***** Data for this exercise

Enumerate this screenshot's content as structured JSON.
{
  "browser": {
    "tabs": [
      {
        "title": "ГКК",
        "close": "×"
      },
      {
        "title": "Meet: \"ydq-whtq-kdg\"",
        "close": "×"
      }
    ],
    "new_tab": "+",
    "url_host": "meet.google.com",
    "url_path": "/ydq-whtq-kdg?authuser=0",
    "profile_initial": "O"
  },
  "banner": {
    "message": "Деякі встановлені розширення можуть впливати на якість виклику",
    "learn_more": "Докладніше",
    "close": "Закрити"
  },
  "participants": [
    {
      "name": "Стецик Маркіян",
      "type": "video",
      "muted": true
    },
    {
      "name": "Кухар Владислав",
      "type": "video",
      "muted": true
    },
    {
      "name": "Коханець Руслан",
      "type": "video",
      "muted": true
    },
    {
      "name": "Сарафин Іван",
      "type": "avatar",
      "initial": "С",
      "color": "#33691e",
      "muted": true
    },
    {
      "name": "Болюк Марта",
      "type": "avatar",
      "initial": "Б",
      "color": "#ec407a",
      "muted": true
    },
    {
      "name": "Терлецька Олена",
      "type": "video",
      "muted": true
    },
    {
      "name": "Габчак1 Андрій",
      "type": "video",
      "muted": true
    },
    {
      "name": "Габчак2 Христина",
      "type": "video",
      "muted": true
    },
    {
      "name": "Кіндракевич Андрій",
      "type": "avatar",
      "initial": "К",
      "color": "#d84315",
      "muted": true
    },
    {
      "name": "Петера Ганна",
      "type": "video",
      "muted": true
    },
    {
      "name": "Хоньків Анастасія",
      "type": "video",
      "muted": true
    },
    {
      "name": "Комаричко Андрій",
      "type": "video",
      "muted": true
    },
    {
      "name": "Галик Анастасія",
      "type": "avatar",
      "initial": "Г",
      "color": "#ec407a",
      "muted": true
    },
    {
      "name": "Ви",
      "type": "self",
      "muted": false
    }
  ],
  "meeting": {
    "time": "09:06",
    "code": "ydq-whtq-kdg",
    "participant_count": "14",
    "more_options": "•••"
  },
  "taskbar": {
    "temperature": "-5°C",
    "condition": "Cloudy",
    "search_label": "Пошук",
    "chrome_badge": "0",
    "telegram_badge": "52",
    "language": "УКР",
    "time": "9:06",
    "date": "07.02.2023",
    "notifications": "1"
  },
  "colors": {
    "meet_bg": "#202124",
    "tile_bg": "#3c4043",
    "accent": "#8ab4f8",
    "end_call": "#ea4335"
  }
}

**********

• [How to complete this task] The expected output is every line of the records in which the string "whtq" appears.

• [Response to the exercise]
        "title": "Meet: \"ydq-whtq-kdg\"",
    "url_path": "/ydq-whtq-kdg?authuser=0",
    "code": "ydq-whtq-kdg",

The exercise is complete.